Dataset rows describing interfaces
===============

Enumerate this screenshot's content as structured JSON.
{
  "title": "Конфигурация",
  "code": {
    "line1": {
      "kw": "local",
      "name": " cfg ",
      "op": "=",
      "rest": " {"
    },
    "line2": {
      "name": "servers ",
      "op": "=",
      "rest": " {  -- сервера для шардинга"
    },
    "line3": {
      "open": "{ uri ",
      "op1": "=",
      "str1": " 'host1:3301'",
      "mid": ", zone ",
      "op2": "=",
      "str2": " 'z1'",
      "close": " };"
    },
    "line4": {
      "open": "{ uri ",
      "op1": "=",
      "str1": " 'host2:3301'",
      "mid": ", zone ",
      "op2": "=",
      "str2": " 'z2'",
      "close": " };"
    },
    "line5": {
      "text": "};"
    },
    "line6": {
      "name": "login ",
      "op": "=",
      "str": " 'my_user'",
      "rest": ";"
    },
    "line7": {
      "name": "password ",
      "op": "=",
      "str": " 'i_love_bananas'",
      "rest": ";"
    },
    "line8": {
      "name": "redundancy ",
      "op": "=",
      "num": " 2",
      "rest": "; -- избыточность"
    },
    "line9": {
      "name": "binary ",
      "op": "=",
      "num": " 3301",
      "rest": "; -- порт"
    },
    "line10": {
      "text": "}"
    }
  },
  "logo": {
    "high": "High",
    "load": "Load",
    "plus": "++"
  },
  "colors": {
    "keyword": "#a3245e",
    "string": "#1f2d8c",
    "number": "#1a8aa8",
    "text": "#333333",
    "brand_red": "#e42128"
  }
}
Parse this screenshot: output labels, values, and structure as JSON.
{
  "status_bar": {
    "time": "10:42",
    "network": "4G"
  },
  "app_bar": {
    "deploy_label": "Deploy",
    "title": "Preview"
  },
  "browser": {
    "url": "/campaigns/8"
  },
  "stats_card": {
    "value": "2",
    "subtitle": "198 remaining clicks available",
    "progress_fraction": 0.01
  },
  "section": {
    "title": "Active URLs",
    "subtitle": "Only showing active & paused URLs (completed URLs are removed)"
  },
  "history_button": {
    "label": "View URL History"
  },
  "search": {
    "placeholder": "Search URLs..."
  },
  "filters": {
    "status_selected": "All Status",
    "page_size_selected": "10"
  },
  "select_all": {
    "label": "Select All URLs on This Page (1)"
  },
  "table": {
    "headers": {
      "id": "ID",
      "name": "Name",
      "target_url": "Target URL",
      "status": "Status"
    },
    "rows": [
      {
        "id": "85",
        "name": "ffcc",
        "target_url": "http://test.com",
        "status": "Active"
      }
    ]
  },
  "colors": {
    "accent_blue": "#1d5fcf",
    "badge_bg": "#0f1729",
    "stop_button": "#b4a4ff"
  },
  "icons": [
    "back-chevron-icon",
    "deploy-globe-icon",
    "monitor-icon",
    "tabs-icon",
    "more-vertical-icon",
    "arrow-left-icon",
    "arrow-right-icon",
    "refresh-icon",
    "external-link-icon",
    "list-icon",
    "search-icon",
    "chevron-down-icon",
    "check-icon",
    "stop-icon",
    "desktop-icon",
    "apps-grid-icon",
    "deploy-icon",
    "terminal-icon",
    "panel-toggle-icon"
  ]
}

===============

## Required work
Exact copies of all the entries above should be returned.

## Response to the exercise
Enumerate this screenshot's content as structured JSON.
{
  "title": "Конфигурация",
  "code": {
    "line1": {
      "kw": "local",
      "name": " cfg ",
      "op": "=",
      "rest": " {"
    },
    "line2": {
      "name": "servers ",
      "op": "=",
      "rest": " {  -- сервера для шардинга"
    },
    "line3": {
      "open": "{ uri ",
      "op1": "=",
      "str1": " 'host1:3301'",
      "mid": ", zone ",
      "op2": "=",
      "str2": " 'z1'",
      "close": " };"
    },
    "line4": {
      "open": "{ uri ",
      "op1": "=",
      "str1": " 'host2:3301'",
      "mid": ", zone ",
      "op2": "=",
      "str2": " 'z2'",
      "close": " };"
    },
    "line5": {
      "text": "};"
    },
    "line6": {
      "name": "login ",
      "op": "=",
      "str": " 'my_user'",
      "rest": ";"
    },
    "line7": {
      "name": "password ",
      "op": "=",
      "str": " 'i_love_bananas'",
      "rest": ";"
    },
    "line8": {
      "name": "redundancy ",
      "op": "=",
      "num": " 2",
      "rest": "; -- избыточность"
    },
    "line9": {
      "name": "binary ",
      "op": "=",
      "num": " 3301",
      "rest": "; -- порт"
    },
    "line10": {
      "text": "}"
    }
  },
  "logo": {
    "high": "High",
    "load": "Load",
    "plus": "++"
  },
  "colors": {
    "keyword": "#a3245e",
    "string": "#1f2d8c",
    "number": "#1a8aa8",
    "text": "#333333",
    "brand_red": "#e42128"
  }
}
Parse this screenshot: output labels, values, and structure as JSON.
{
  "status_bar": {
    "time": "10:42",
    "network": "4G"
  },
  "app_bar": {
    "deploy_label": "Deploy",
    "title": "Preview"
  },
  "browser": {
    "url": "/campaigns/8"
  },
  "stats_card": {
    "value": "2",
    "subtitle": "198 remaining clicks available",
    "progress_fraction": 0.01
  },
  "section": {
    "title": "Active URLs",
    "subtitle": "Only showing active & paused URLs (completed URLs are removed)"
  },
  "history_button": {
    "label": "View URL History"
  },
  "search": {
    "placeholder": "Search URLs..."
  },
  "filters": {
    "status_selected": "All Status",
    "page_size_selected": "10"
  },
  "select_all": {
    "label": "Select All URLs on This Page (1)"
  },
  "table": {
    "headers": {
      "id": "ID",
      "name": "Name",
      "target_url": "Target URL",
      "status": "Status"
    },
    "rows": [
      {
        "id": "85",
        "name": "ffcc",
        "target_url": "http://test.com",
        "status": "Active"
      }
    ]
  },
  "colors": {
    "accent_blue": "#1d5fcf",
    "badge_bg": "#0f1729",
    "stop_button": "#b4a4ff"
  },
  "icons": [
    "back-chevron-icon",
    "deploy-globe-icon",
    "monitor-icon",
    "tabs-icon",
    "more-vertical-icon",
    "arrow-left-icon",
    "arrow-right-icon",
    "refresh-icon",
    "external-link-icon",
    "list-icon",
    "search-icon",
    "chevron-down-icon",
    "check-icon",
    "stop-icon",
    "desktop-icon",
    "apps-grid-icon",
    "deploy-icon",
    "terminal-icon",
    "panel-toggle-icon"
  ]
}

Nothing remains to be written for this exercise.